Until 1935 she was also responsible for the camouflaged air armament. For example, aircraft bombs up to a weight of 5 centners were filled with explosives in the new floor filling system. From 1935 the Luftwaffe had its own production facilities and the filling plant only worked for the army.

In 1938 the filling plant was significantly enlarged. Two more production districts were created. The entire complex consisted of seven welfare and administration buildings, fourteen warehouses, four workshop buildings, three locomotive sheds and boiler houses, a pump house with deep wells and three fire extinguishing equipment sheds with hose towers. Several air raid shelters were added during the war.

In the first, older production district, heavy-caliber grenades (15 and 21 cm grenades) were filled with explosives by hand. In the two new districts, the explosive filling of the grenade was largely mechanized and partially automated. In the first years of the war, the production range of the new districts comprised the filling of 10.5 cm grenades  for the light field howitzer, as well as bullets in caliber 7.5 cm.

The daily production per district was around 20,000 pieces for shells for the tank cannon with a caliber of 7.5 cm and 10 - 12,000 pieces for 10.5 cm shells, which happened in shifts of 10 hours each. The remaining four hours were technically necessary as a machine break. A temporary shift operation of 3 x 8 hours "around the clock" had to be given up due to overheating of the machines. Overall, the filling system was able to fill up to 1250 tons of explosives or explosive mixtures in grenades per month.

Around 2,000 people were employed in the entire munitions plant in peacetime. During the war, the number rose to around 4,000. From 1939, Germans were required to work in the filling plant. From 1940 foreign workers and prisoners of war were added.

Although the intelligence services of the western allies were fully informed about the location and capacity of the filling plant, the production facility was never attacked from the air. It was not until the US Air Force destroyed a railway junction on April 18, 1945 that production could not be removed. Until April 19, one day before the Red Army marched in, the ammunition plant and the filling station were in full swing. Right up until the end, the employees were called on to work extra shifts and overtime to supply the front with ammunition. Only on April 20, when the news that the first armored spearheads were in the vicinity, did work stop.

The GSSD used the area as an artillery ammunition depot. In the 1970s, it was expanded to include accommodation buildings and vehicle halls. On December 2nd, 1991 the site was handed over to the German administration. In 1996 a locomotive museum was set up here.
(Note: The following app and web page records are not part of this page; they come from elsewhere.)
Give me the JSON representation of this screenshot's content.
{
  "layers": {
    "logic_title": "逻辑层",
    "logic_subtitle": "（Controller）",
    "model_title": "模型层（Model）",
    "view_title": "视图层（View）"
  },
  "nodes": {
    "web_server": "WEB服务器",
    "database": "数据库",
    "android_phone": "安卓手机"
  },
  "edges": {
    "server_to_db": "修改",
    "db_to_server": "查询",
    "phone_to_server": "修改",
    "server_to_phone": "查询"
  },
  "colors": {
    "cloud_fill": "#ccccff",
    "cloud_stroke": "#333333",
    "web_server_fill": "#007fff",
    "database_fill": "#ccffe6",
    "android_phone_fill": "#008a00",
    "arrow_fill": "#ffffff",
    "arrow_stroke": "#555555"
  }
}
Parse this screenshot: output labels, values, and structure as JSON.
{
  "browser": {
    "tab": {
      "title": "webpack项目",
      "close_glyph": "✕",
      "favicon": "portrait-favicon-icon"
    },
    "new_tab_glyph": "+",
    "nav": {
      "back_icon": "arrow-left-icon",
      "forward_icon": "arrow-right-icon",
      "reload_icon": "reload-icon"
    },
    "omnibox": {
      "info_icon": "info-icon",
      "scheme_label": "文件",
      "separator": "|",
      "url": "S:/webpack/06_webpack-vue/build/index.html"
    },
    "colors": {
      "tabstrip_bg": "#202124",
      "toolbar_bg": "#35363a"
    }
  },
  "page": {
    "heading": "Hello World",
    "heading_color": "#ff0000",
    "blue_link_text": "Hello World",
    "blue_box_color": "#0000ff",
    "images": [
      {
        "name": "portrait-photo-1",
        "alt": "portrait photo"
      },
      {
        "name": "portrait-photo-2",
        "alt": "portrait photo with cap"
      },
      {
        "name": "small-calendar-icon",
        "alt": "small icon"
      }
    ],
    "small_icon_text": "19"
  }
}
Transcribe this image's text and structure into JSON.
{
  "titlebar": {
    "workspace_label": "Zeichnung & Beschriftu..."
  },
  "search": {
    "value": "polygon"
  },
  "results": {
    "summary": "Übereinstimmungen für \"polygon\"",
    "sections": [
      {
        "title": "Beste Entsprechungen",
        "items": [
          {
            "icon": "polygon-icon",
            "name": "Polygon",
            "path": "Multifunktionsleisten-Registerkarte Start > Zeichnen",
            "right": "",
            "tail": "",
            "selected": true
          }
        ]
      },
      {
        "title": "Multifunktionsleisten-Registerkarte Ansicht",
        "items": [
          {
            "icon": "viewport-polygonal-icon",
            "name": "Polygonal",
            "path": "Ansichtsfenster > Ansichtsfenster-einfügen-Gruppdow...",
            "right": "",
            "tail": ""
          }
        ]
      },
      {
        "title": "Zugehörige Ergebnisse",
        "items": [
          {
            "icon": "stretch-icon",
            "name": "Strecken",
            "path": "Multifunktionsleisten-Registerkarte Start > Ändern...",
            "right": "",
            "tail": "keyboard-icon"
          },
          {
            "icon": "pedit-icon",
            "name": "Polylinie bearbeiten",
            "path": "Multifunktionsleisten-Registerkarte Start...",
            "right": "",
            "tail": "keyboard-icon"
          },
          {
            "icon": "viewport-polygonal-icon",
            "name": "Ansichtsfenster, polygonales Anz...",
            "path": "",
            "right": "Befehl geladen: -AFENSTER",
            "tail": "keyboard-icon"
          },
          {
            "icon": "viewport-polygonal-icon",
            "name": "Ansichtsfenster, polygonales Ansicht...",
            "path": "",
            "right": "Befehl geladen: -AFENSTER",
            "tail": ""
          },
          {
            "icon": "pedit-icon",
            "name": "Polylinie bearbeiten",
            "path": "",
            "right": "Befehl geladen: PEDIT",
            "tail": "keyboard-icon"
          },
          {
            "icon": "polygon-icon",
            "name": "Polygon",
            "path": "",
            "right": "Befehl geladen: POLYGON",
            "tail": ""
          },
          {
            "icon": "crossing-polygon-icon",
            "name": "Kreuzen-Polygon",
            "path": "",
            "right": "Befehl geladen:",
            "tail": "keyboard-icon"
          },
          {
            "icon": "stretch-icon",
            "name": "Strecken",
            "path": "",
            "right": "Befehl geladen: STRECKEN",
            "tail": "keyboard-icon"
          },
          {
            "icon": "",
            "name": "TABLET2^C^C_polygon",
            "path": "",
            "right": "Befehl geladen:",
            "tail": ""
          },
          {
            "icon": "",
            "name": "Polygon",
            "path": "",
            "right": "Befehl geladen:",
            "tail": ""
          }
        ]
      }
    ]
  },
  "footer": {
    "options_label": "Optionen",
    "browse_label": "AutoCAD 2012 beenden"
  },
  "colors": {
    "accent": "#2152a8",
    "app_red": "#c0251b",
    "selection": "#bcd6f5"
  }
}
Since the level crossing over the main road was demolished, after a few months it was also over for the museum, which moved to Bavaria. A wind farm has been under construction on the site since 2009.

The two imposing buildings with the filling towers for the grenades with four floors, two staircases and an elevator, as well as the attached workshop, are particularly interesting. In one hall there are even two German ovens for preheating the shell funnel. You can also visit loading ramps and track fragments, as well as some ammunition and crew bunkers. The function of the big yellow clinker building did not reveal itself to me, perhaps the hose house for the fire brigade was here.

Source: Wehrmacht Lexicon

Here are the pictures of the former melting and casting building for the artillery shells with the two ovens still preserved, the production hall, the laboratory and the sanitary room:

Schmelz- und Gießgebäude für Granaten

Pictures of the blown waterworks :

Gesprengtes Wasserwerk

Pictures of the production buildings from the 1930s

Produktionsgebäude aus den 30iger Jahren

An ammunition warehouse built by the Soviet Army: